Which lines of the entries contain the word "menu"? Please list them.
··· Data records
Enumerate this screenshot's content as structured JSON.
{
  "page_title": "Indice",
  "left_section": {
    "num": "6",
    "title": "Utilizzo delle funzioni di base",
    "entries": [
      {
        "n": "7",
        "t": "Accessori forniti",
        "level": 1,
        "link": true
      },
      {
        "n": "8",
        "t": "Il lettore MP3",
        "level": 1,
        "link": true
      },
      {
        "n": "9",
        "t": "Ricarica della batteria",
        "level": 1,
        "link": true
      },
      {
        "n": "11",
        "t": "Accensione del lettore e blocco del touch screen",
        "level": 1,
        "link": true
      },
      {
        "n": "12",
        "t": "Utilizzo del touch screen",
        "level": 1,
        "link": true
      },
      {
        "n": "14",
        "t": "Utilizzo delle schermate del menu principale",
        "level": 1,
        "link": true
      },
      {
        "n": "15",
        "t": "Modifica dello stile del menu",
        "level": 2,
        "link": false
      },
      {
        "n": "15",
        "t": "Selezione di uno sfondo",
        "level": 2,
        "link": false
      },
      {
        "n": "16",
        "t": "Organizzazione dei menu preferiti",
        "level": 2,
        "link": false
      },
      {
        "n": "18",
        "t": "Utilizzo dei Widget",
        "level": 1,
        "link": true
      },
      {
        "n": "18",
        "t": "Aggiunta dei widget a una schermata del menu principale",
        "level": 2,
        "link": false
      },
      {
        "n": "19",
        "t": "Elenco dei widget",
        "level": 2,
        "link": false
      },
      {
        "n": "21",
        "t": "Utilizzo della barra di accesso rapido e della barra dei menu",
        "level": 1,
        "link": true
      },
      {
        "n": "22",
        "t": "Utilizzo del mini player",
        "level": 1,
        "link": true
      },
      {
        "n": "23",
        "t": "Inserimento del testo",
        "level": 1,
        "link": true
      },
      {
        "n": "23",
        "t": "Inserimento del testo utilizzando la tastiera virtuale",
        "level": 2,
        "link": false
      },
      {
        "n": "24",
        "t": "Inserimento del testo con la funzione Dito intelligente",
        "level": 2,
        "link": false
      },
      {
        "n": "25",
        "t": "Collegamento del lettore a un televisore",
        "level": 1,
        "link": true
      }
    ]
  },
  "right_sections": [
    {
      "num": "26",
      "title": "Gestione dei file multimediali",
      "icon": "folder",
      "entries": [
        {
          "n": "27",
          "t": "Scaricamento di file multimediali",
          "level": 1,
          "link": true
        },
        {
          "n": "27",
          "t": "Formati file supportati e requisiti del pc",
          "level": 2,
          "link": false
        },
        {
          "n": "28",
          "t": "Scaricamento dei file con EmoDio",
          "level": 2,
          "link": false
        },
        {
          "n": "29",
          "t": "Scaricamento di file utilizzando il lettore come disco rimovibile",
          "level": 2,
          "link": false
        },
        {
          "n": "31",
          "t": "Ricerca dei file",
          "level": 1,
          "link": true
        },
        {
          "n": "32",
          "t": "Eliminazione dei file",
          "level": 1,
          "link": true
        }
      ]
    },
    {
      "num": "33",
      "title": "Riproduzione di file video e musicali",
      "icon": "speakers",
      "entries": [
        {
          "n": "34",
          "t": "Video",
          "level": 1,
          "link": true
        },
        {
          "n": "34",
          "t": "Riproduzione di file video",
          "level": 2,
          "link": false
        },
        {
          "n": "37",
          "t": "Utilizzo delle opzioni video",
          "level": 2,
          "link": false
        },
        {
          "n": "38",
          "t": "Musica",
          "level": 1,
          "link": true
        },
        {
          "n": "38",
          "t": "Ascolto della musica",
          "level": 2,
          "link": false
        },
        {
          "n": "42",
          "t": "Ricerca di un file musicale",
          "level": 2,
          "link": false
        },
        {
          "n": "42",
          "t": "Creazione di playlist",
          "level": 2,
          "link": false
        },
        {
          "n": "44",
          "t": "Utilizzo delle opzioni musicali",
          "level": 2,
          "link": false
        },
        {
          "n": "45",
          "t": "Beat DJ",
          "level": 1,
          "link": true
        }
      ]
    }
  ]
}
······
__Task response__:
        "t": "Utilizzo delle schermate del menu principale",
        "t": "Modifica dello stile del menu",
        "t": "Organizzazione dei menu preferiti",
        "t": "Aggiunta dei widget a una schermata del menu principale",
        "t": "Utilizzo della barra di accesso rapido e della barra dei menu",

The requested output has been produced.